**Given information:**
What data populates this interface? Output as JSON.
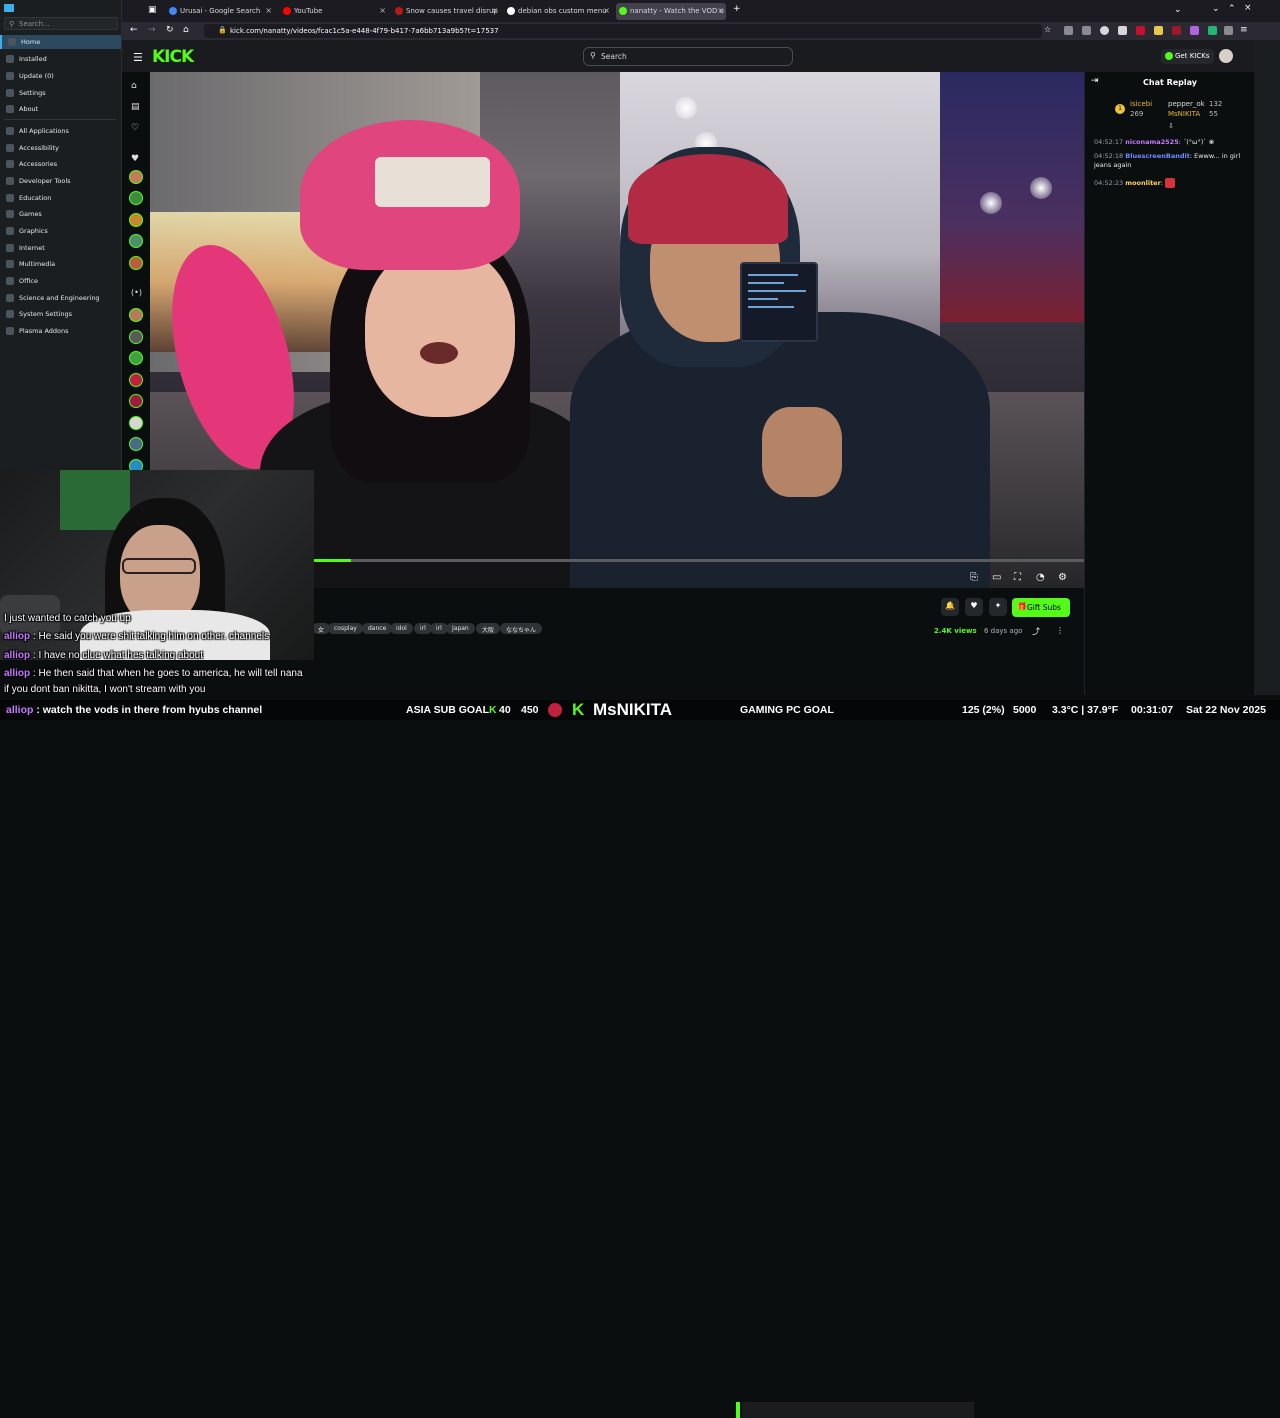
{
  "launcher": {
    "search_placeholder": "Search...",
    "items": [
      {
        "label": "Home",
        "active": true
      },
      {
        "label": "Installed"
      },
      {
        "label": "Update (0)"
      },
      {
        "label": "Settings"
      },
      {
        "label": "About"
      },
      {
        "label": "All Applications"
      },
      {
        "label": "Accessibility"
      },
      {
        "label": "Accessories"
      },
      {
        "label": "Developer Tools"
      },
      {
        "label": "Education"
      },
      {
        "label": "Games"
      },
      {
        "label": "Graphics"
      },
      {
        "label": "Internet"
      },
      {
        "label": "Multimedia"
      },
      {
        "label": "Office"
      },
      {
        "label": "Science and Engineering"
      },
      {
        "label": "System Settings"
      },
      {
        "label": "Plasma Addons"
      }
    ]
  },
  "browser": {
    "tabs": [
      {
        "title": "Urusai - Google Search",
        "favicon_color": "#4285f4"
      },
      {
        "title": "YouTube",
        "favicon_color": "#ff0000"
      },
      {
        "title": "Snow causes travel disrup",
        "favicon_color": "#bb1919"
      },
      {
        "title": "debian obs custom menu",
        "favicon_color": "#ffffff"
      },
      {
        "title": "nanatty - Watch the VOD o",
        "favicon_color": "#53fc18",
        "active": true
      }
    ],
    "new_tab": "+",
    "url": "kick.com/nanatty/videos/fcac1c5a-e448-4f79-b417-7a6bb713a9b5?t=17537"
  },
  "kick": {
    "logo": "KICK",
    "search_placeholder": "Search",
    "get_kicks": "Get KICKs",
    "progress": 0.215,
    "gift_subs": "Gift Subs",
    "tags": [
      "女",
      "cosplay",
      "dance",
      "idol",
      "irl",
      "irl",
      "Japan",
      "大阪",
      "ななちゃん"
    ],
    "views": "2.4K views",
    "ago": "6 days ago"
  },
  "chat": {
    "title": "Chat Replay",
    "leaderboard": {
      "rank1": "1",
      "user1": "isicebi",
      "pts1": "269",
      "user2": "pepper_ok",
      "pts2": "132",
      "user3": "MsNIKITA",
      "pts3": "55"
    },
    "messages": [
      {
        "time": "04:52:17",
        "user": "niconama2525",
        "text": "´(°ω°)` ❀",
        "color": "#c678ff"
      },
      {
        "time": "04:52:18",
        "user": "BluescreenBandit",
        "text": "Ewww... in girl jeans again",
        "color": "#6e8bff"
      },
      {
        "time": "04:52:23",
        "user": "moonliter",
        "text": "",
        "color": "#ffd45a"
      }
    ]
  },
  "overlay_chat": [
    {
      "user": "",
      "text": "I just wanted to catch you up"
    },
    {
      "user": "alliop",
      "text": "He said you were shit talking him on other. channels"
    },
    {
      "user": "alliop",
      "text": "I have no clue what hes talking about"
    },
    {
      "user": "alliop",
      "text": "He then said that when he goes to america, he will tell nana"
    },
    {
      "user": "",
      "text": "if you dont ban nikitta, I won't stream with you"
    }
  ],
  "ticker": {
    "chat_user": "alliop",
    "chat_text": "watch the vods in there from hyubs channel",
    "sub_goal_label": "ASIA SUB GOAL",
    "sub_goal_current": "40",
    "sub_goal_target": "450",
    "brand": "MsNIKITA",
    "pc_goal_label": "GAMING PC GOAL",
    "pc_goal_progress": "125 (2%)",
    "pc_goal_target": "5000",
    "weather": "3.3°C | 37.9°F",
    "uptime": "00:31:07",
    "date": "Sat 22 Nov 2025"
  }
}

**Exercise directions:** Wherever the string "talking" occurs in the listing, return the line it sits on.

**Exercise result:**
      "text": "He said you were shit talking him on other. channels"
      "text": "I have no clue what hes talking about"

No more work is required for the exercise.